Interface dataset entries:
※ ※ ※

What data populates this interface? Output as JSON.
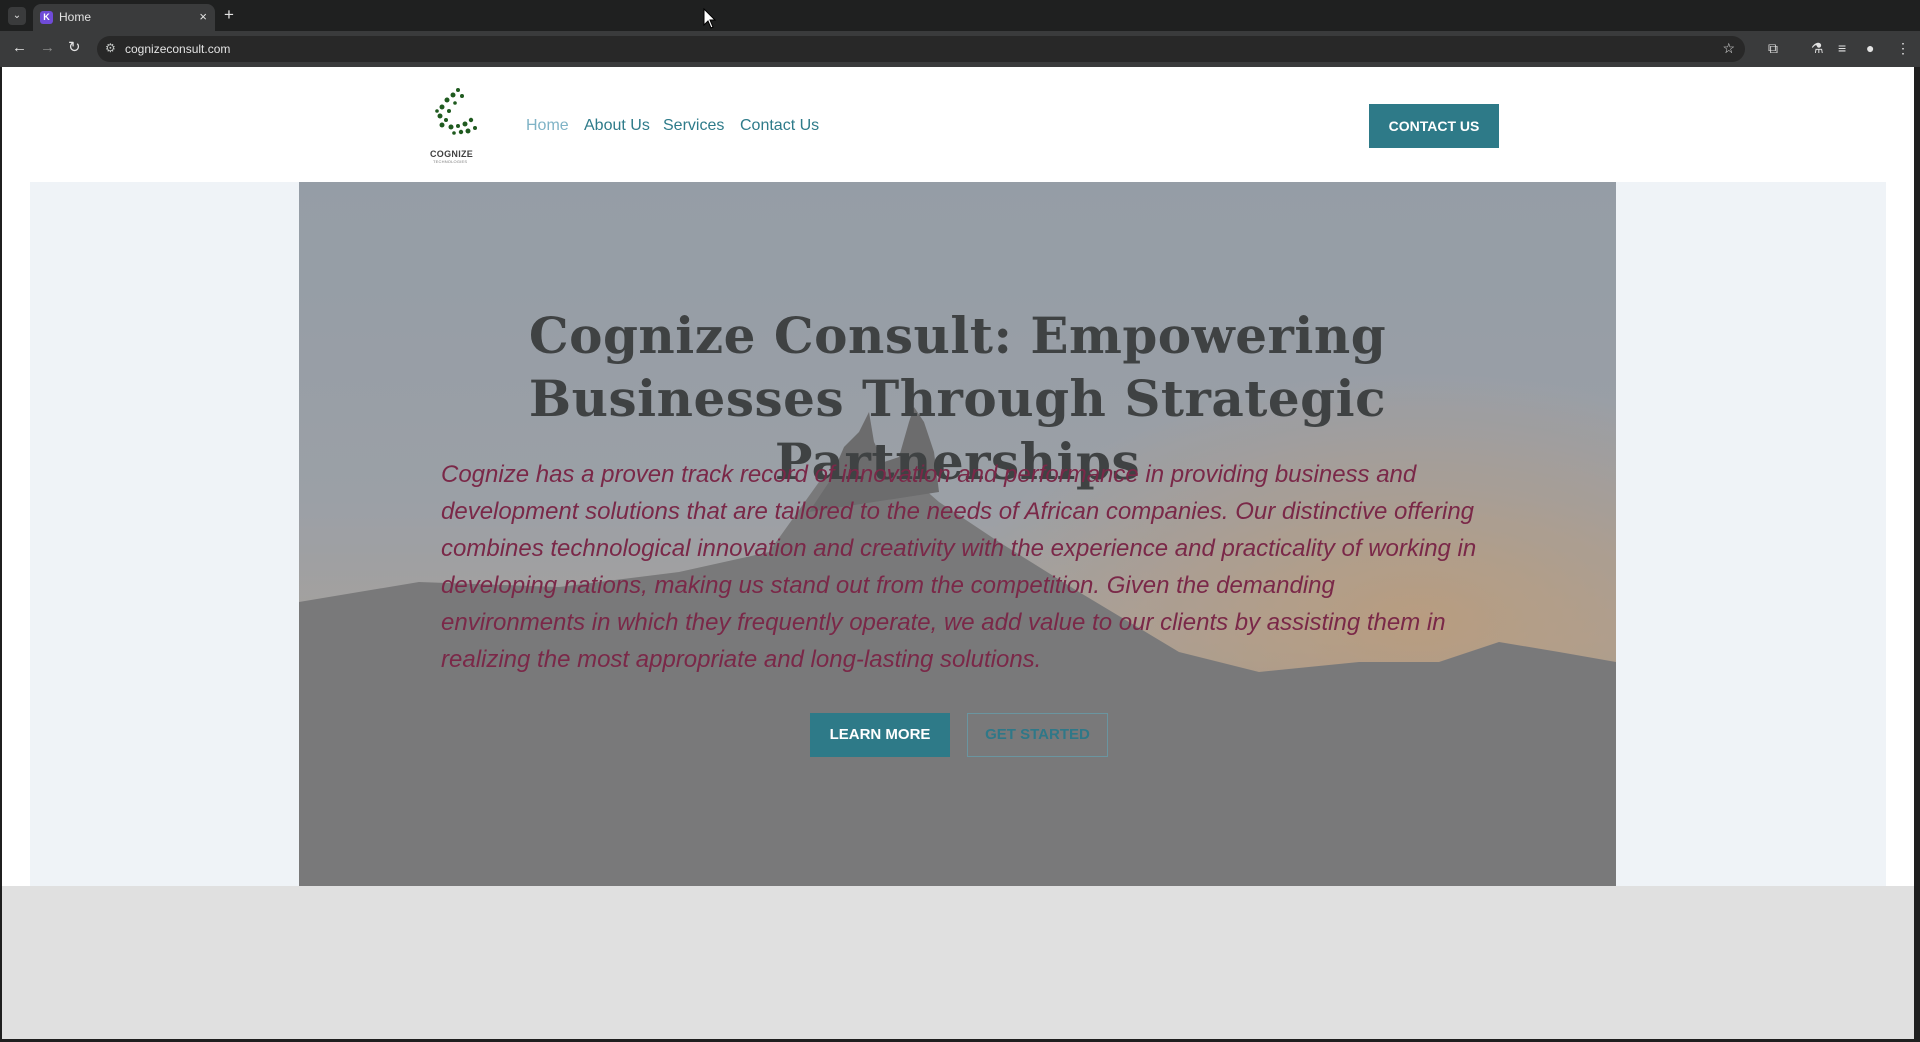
{
  "browser": {
    "tab_title": "Home",
    "tab_close": "×",
    "new_tab": "+",
    "url": "cognizeconsult.com",
    "icons": [
      "tab-list-icon",
      "favicon-icon",
      "close-icon",
      "new-tab-icon",
      "back-icon",
      "forward-icon",
      "reload-icon",
      "site-info-icon",
      "bookmark-star-icon",
      "extensions-icon",
      "labs-icon",
      "media-icon",
      "profile-icon",
      "menu-icon"
    ]
  },
  "site": {
    "logo_text": "COGNIZE",
    "logo_subtext": "TECHNOLOGIES",
    "nav": [
      "Home",
      "About Us",
      "Services",
      "Contact Us"
    ],
    "contact_button": "CONTACT US"
  },
  "hero": {
    "title": "Cognize Consult: Empowering Businesses Through Strategic Partnerships",
    "description": "Cognize has a proven track record of innovation and performance in providing business and development solutions that are tailored to the needs of African companies. Our distinctive offering combines technological innovation and creativity with the experience and practicality of working in developing nations, making us stand out from the competition. Given the demanding environments in which they frequently operate, we add value to our clients by assisting them in realizing the most appropriate and long-lasting solutions.",
    "learn_more": "LEARN MORE",
    "get_started": "GET STARTED"
  },
  "colors": {
    "accent": "#2e7a88",
    "nav_active": "#7fb3c6",
    "description": "#7a2848",
    "title": "#3f4243"
  }
}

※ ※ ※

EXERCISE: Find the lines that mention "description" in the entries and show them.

ANSWER FOR THIS EXERCISE:
    "description": "Cognize has a proven track record of innovation and performance in providing business and development solutions that are tailored to the needs of African companies. Our distinctive offering combines technological innovation and creativity with the experience and practicality of working in developing nations, making us stand out from the competition. Given the demanding environments in which they frequently operate, we add value to our clients by assisting them in realizing the most appropriate and long-lasting solutions.",
    "description": "#7a2848",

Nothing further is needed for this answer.